■ **Required work**: Retype the entries exactly, but skip the pictures.

■ **Data section**:

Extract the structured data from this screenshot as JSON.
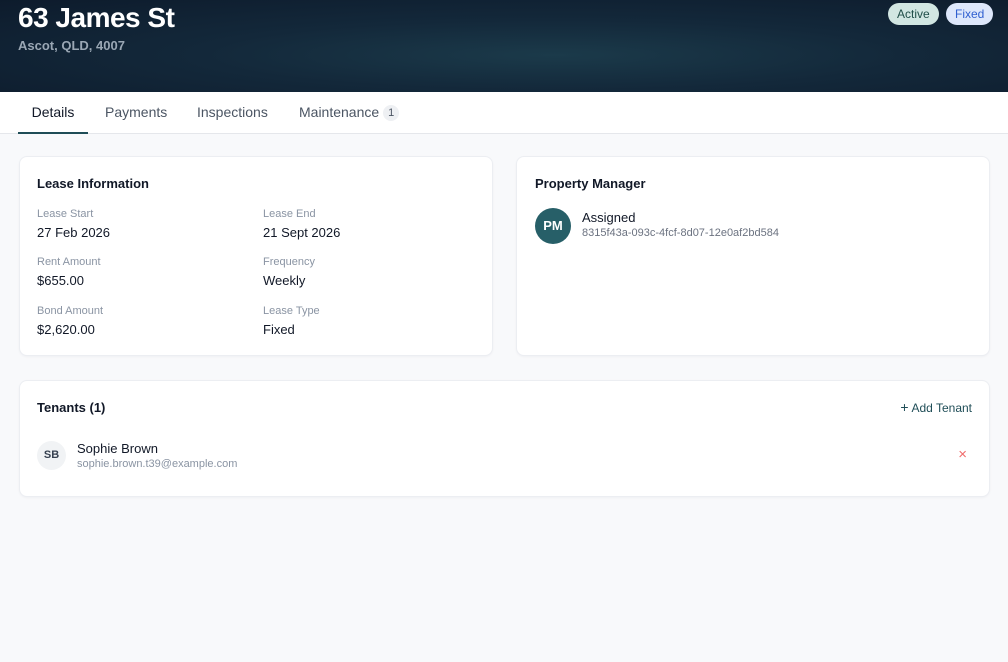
{
  "property": {
    "address": "63 James St",
    "location": "Ascot, QLD, 4007",
    "status_badge": "Active",
    "lease_badge": "Fixed"
  },
  "tabs": [
    {
      "label": "Details",
      "active": true
    },
    {
      "label": "Payments"
    },
    {
      "label": "Inspections"
    },
    {
      "label": "Maintenance",
      "count": "1"
    }
  ],
  "lease": {
    "title": "Lease Information",
    "fields": [
      {
        "label": "Lease Start",
        "value": "27 Feb 2026"
      },
      {
        "label": "Lease End",
        "value": "21 Sept 2026"
      },
      {
        "label": "Rent Amount",
        "value": "$655.00"
      },
      {
        "label": "Frequency",
        "value": "Weekly"
      },
      {
        "label": "Bond Amount",
        "value": "$2,620.00"
      },
      {
        "label": "Lease Type",
        "value": "Fixed"
      }
    ]
  },
  "property_manager": {
    "title": "Property Manager",
    "initials": "PM",
    "status": "Assigned",
    "id": "8315f43a-093c-4fcf-8d07-12e0af2bd584"
  },
  "tenants": {
    "title": "Tenants (1)",
    "add_label": "Add Tenant",
    "add_icon": "+",
    "remove_icon": "×",
    "items": [
      {
        "initials": "SB",
        "name": "Sophie Brown",
        "email": "sophie.brown.t39@example.com"
      }
    ]
  },
  "colors": {
    "accent": "#1f4d57",
    "badge_active_bg": "#d1e6e2",
    "badge_fixed_bg": "#dde7fb",
    "danger": "#ef6b6b"
  }
}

■ **Answer below**:
Extract the structured data from this screenshot as JSON.
{
  "property": {
    "address": "63 James St",
    "location": "Ascot, QLD, 4007",
    "status_badge": "Active",
    "lease_badge": "Fixed"
  },
  "tabs": [
    {
      "label": "Details",
      "active": true
    },
    {
      "label": "Payments"
    },
    {
      "label": "Inspections"
    },
    {
      "label": "Maintenance",
      "count": "1"
    }
  ],
  "lease": {
    "title": "Lease Information",
    "fields": [
      {
        "label": "Lease Start",
        "value": "27 Feb 2026"
      },
      {
        "label": "Lease End",
        "value": "21 Sept 2026"
      },
      {
        "label": "Rent Amount",
        "value": "$655.00"
      },
      {
        "label": "Frequency",
        "value": "Weekly"
      },
      {
        "label": "Bond Amount",
        "value": "$2,620.00"
      },
      {
        "label": "Lease Type",
        "value": "Fixed"
      }
    ]
  },
  "property_manager": {
    "title": "Property Manager",
    "initials": "PM",
    "status": "Assigned",
    "id": "8315f43a-093c-4fcf-8d07-12e0af2bd584"
  },
  "tenants": {
    "title": "Tenants (1)",
    "add_label": "Add Tenant",
    "add_icon": "+",
    "remove_icon": "×",
    "items": [
      {
        "initials": "SB",
        "name": "Sophie Brown",
        "email": "sophie.brown.t39@example.com"
      }
    ]
  },
  "colors": {
    "accent": "#1f4d57",
    "badge_active_bg": "#d1e6e2",
    "badge_fixed_bg": "#dde7fb",
    "danger": "#ef6b6b"
  }
}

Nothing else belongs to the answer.